*** Opening of Excerpted records ***

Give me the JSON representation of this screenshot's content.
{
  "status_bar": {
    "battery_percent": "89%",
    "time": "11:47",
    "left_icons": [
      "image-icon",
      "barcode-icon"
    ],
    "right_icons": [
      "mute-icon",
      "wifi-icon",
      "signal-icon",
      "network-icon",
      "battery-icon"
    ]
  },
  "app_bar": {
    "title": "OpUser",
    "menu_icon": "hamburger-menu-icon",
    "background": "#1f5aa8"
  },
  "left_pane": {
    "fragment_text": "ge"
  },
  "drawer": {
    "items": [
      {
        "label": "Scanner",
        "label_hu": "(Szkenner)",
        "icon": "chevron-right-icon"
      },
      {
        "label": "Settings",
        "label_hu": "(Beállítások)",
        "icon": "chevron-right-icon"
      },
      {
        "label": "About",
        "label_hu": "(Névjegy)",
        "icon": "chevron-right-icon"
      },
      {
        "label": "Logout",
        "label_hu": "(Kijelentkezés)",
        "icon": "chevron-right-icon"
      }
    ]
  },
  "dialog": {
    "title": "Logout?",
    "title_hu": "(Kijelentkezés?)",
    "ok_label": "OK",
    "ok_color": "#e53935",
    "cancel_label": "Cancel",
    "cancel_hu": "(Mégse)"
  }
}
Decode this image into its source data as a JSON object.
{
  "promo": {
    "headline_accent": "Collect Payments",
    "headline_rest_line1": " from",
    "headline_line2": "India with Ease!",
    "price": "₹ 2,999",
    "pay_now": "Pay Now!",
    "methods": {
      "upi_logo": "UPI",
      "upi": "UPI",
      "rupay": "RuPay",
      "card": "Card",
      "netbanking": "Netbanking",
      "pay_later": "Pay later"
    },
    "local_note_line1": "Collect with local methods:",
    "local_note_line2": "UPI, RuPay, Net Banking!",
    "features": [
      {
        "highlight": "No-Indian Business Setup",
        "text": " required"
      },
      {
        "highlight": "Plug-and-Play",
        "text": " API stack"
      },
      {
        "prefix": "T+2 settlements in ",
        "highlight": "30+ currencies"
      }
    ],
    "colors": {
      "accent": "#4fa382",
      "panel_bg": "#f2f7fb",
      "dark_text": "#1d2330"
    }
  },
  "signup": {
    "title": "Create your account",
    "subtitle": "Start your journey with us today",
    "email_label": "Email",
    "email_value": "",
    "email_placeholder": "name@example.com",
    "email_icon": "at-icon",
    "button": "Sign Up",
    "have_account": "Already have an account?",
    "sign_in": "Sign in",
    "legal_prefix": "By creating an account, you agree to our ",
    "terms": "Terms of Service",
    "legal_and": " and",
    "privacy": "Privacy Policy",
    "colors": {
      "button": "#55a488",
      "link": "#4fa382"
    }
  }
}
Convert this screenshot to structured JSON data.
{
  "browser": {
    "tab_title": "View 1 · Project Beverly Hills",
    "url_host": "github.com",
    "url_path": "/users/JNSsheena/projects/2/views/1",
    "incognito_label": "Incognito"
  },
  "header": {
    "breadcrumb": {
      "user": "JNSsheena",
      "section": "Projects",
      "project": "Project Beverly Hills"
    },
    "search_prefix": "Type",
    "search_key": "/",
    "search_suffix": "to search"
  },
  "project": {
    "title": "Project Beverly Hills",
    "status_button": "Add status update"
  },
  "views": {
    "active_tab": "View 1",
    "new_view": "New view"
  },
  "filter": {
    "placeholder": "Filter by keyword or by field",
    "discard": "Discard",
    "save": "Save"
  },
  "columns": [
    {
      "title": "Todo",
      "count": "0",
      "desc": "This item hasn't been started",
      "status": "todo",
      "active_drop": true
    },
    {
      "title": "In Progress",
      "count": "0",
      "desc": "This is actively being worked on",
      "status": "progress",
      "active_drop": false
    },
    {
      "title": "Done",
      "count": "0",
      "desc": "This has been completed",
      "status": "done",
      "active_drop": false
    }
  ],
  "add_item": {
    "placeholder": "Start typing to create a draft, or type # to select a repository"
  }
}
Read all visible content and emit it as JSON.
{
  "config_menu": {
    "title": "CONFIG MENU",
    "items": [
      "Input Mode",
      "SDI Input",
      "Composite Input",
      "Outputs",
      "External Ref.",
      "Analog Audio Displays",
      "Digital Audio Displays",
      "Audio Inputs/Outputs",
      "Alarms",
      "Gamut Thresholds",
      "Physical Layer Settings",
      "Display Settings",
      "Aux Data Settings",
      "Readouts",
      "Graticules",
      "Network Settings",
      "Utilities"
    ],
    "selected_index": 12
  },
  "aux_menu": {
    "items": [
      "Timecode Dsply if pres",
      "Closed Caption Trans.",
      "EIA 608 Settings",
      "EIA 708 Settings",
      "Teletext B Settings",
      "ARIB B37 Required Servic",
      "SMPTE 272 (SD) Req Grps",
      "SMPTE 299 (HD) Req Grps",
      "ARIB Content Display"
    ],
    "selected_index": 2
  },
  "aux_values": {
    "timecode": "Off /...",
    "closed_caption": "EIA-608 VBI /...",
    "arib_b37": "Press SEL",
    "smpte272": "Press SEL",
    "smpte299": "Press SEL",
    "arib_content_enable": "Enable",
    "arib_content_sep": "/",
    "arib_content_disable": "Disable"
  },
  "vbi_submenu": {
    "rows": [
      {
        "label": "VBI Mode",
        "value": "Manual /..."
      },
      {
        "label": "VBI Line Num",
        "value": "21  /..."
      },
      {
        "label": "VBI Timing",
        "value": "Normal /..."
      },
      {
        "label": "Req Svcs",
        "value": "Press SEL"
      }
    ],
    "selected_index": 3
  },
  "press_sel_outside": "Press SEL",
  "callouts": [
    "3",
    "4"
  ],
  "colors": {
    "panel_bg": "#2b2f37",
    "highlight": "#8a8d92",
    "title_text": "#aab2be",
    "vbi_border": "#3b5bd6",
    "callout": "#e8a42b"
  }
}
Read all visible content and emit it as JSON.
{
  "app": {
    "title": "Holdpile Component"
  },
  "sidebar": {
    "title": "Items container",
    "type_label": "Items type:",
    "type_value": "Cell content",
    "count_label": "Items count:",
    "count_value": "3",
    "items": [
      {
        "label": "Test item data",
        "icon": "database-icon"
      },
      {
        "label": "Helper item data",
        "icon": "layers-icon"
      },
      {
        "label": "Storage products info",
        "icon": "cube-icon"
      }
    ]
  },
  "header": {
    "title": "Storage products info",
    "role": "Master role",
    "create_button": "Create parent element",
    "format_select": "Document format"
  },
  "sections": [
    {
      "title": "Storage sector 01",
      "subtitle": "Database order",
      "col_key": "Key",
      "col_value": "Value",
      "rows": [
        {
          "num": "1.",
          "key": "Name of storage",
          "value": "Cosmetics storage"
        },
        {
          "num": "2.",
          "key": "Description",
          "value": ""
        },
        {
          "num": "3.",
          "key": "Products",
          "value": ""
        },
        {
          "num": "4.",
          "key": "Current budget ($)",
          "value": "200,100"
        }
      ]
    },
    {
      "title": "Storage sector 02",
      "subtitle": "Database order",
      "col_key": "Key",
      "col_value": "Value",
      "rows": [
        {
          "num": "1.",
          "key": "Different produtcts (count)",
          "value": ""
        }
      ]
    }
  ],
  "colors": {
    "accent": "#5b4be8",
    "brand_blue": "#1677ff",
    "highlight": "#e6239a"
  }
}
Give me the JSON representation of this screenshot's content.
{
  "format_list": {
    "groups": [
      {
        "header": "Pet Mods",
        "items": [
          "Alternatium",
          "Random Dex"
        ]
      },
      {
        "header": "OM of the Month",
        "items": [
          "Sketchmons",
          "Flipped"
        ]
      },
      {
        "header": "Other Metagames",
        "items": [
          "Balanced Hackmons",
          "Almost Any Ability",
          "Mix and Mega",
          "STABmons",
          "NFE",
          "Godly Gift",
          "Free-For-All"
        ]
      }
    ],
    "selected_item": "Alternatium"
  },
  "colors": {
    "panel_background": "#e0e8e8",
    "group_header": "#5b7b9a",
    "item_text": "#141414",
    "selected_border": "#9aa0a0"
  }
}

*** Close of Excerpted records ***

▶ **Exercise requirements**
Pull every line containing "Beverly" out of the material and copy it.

▶ **Result of the task**
    "tab_title": "View 1 · Project Beverly Hills",
      "project": "Project Beverly Hills"
    "title": "Project Beverly Hills",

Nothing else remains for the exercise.